Do not decide on fees alone. Lowest fees do not equal best long-term performance. Do consider fees and try to determine best after-fee total portfolio return but only treat fees as one of the many deciding factors. Our detailed fee breakdown request helped us assess the total fees, including investment management fees, management fees, performance/carried interest fees, fees and expenses imbedded into funds, and custody fees.

The challenging themes for us included how to assess the value of customer service and reporting and the additional services like risk modelling and white papers, and how, as fiduciaries of the fund, we were supposed to choose between the large, proven household-name providers versus the smaller, lesser-known ones that might offer a fresher investment management process with the opportunity for higher risk-adjusted returns. My only conclusions here are to be open-minded and willing to do the extra due diligence work, noting that these themes were the only reason that we considered two managers, or at least a manager for a specific sleeve.

The most compelling theme for me might have been some of these refreshed approaches to asset allocation and risk management, notably from some of the smaller and growing providers. Their use of alternatives, ETFs, gaining distinct credit exposure, differentiating among private debt styles and a seemingly evolved approach to risk budgeting and risk management was a draw.
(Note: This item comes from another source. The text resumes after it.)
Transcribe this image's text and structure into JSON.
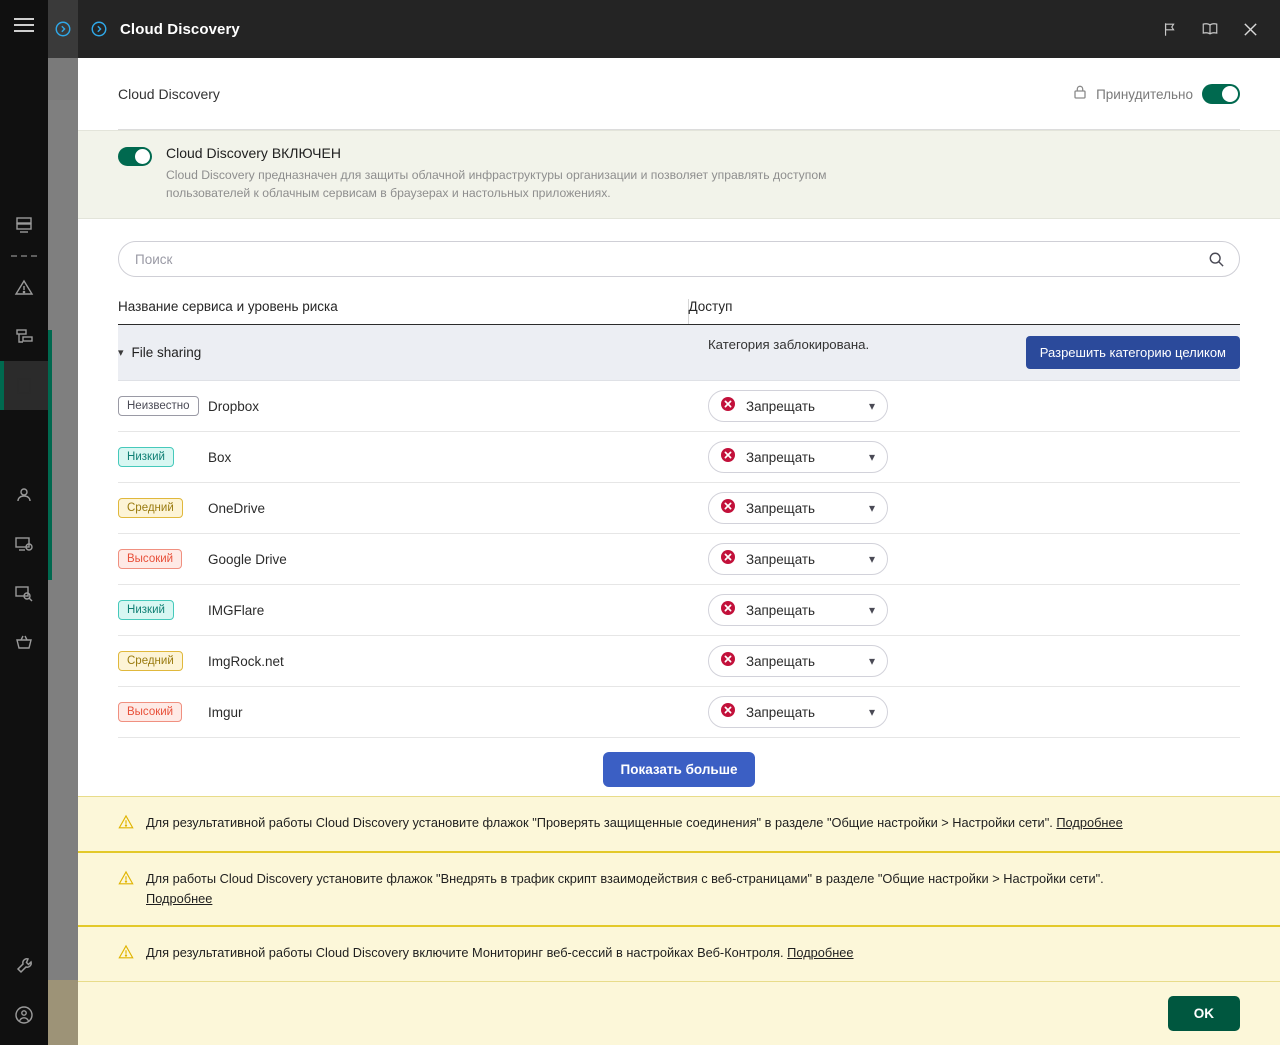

Other recurring themes for our group included the debate between investment managers with open or closed architecture, and the merits of a tactical asset allocation option. It seems that there are benefits to both open and closed, with fees and rebalancing merits potentially offsetting bespoke funds and a complete selection of asset classes. It feels like the right open architecture offering should offer a full suite of options, and that fees could be similar or only marginally higher, which may be an ongoing opportunity for managers to differentiate themselves within the Canadian investment management space. Our group agreed that a strategic asset allocation is the most important investment decision and that i) only a few managers have the skill to add worthwhile benefits from tactical shifts and ii) that the allowance within the tactical shifts shouldn’t be capable of swamping the overarching strategic choice. We chose to include TAA as an important factor.

What we were left wondering.

How to effectively assess future expected returns. What we should be thinking about investing for tomorrow differently than what we have experienced in the past. Do private asset valuations (real estate, infrastructure, private debt) reflect reasonable valuations after an historic move in interest rates and which ones of those private funds are currently investible. The mindset of meeting a target annual return on average over 10 years versus the mindset to setup to reach for the target each year. How does our new partner help us refrain from meddling too much.

We are not quite finished our process, but we are close. I am convinced that the process was entirely worth the effort, despite the enormous time spent. We learned about new approaches, ideas, and concepts. We tested individual and group beliefs. We unintentionally tested and reviewed our own governance policies. We learned that there is no panacea in investment management and that judging the future based upon the past is an important but difficult thing to do. We were reminded that investment management business models are influenced by their structure and their profit motive. We confirmed that we need a great investment management partner now as much as we ever did.